But Pearson senior executives dismissed the criticisms. "The City always reacts this way," Mr Barlow said. "But the City also always gives new chief executives some room and some time."
He added: "When they get to know her, they will see how capable she is."
The appointments, which were decided last month but delayed by contractual negotiations, mark the end of a series of management changes aimed at preparing for the retirement of Lord Blakenham and Mr Barlow. Between them, they oversaw the transformation of Pearson from a collection of luxury companies such as fine china, oil exploration, financial services and publishing into an integrated media giant, worth nearly pounds 4bn at yesterday's market price.
All the same, the company has been a takeover target in recent months, following a disastrous foray into the CD-Rom and games cartridge market in the US and persistent criticisms in the City that the company continued to lack focus.
Ms Scardino, an American-born lawyer and one-time newspaper publisher, is credited with growing the Economist businesses, particularly in the US. She said she would spend the next few months "looking closely at Pearson and at the opportunities".
She added that she and Mr Stevenson had "no strategic prejudices, and will start with a clean slate". Neither executive would discuss strategy in detail, but it is believed the board of Pearson has not ruled out dramatic changes, which could include the sale of some key assets, or perhaps the spinning off to shareholders of the television subsidiary.
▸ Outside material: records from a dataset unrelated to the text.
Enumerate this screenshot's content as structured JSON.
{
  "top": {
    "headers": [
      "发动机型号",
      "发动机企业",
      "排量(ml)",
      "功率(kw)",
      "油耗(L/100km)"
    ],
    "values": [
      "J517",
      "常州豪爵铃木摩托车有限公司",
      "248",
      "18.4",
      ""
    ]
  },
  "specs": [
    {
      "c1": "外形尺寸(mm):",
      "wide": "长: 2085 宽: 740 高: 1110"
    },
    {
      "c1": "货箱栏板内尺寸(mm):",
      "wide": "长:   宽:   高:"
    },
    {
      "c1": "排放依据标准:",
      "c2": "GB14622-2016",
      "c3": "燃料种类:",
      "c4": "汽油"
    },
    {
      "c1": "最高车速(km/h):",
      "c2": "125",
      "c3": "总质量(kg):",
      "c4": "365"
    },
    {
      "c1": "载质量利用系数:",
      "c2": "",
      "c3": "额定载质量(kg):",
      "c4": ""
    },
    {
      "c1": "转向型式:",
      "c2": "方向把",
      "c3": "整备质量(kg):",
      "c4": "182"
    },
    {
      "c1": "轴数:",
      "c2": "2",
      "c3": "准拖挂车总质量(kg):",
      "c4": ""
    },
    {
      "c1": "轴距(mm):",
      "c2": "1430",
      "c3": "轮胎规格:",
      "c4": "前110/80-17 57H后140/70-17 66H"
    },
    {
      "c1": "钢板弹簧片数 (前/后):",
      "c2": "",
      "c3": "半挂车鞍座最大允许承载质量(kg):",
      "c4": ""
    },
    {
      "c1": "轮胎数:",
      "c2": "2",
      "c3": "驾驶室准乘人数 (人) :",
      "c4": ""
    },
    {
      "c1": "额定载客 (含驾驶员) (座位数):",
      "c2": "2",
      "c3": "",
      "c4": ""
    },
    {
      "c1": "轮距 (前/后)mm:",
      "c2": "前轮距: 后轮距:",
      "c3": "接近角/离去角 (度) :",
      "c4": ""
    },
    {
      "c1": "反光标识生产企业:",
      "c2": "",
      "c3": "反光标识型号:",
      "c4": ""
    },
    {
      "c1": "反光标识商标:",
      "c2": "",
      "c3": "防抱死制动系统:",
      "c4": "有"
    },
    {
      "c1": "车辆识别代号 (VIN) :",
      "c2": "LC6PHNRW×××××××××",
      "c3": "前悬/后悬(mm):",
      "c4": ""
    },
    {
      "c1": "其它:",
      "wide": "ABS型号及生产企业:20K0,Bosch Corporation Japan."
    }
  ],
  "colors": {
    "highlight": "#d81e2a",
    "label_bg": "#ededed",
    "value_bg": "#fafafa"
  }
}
All the same, Ms Scardino said: "We will do what we think is right. If it popular to do something we won't just do it if we think it is wrong. We will stand our ground."
Scardino at the top, page 3 Comment, page 23
- 1 President of Argentina adopts Jewish godson to 'stop him turning into a werewolf'
- 2 Doctors remove 80 teeth from boy's jaw
- 3 The 'Black Museum': After 150 years, public set to see exhibits from police’s grisly crime museum
- 4 Stoke-on-Trent becomes first British city to be classified as 'disaster resilient' by the United Nations
- 5 Sir Winston Churchill’s family begged him not to convert to Islam, letter reveals
Germany and ECB set for fight over money-printing
Downfall of Dustin 'Screech' Diamond, the 'Saved By The Bell' star charged with bar stabbing
The 'Black Museum': After 150 years, public set to see exhibits from police’s grisly crime museum
Syrian teenager Usaid Barho reveals how he escaped from Isis using a suicide vest
Sir Winston Churchill’s family begged him not to convert to Islam, letter reveals
Millions of Britons struggling to feed themselves and facing malnourishment
British actor Idris Elba cannot star as James Bond because he is black, says shock jock Rush Limbaugh
Germany anti-Islam protests: 17,000 march on Dresden against 'Islamification of the West'
Ukip member gets into Christmas spirit with Union Flag plea to Santa 'for our country back'
Nigel Farage: Ukip leader named 'Briton of the year' by The Times
Immigrants make UK racist, says Ukip councillor Trevor Shonk
iJobs Money & Business
Not specified: Selby Jennings: VP/SVP Credit Quant Top tier investment bank i...
Not specified: Selby Jennings: Quantitative Research | Global Equity | New Yor...
Not specified: Selby Jennings: SVP Model Validation This top tiered investment...
Highly Competitive: Selby Jennings: Our client, a leading European Oil trading...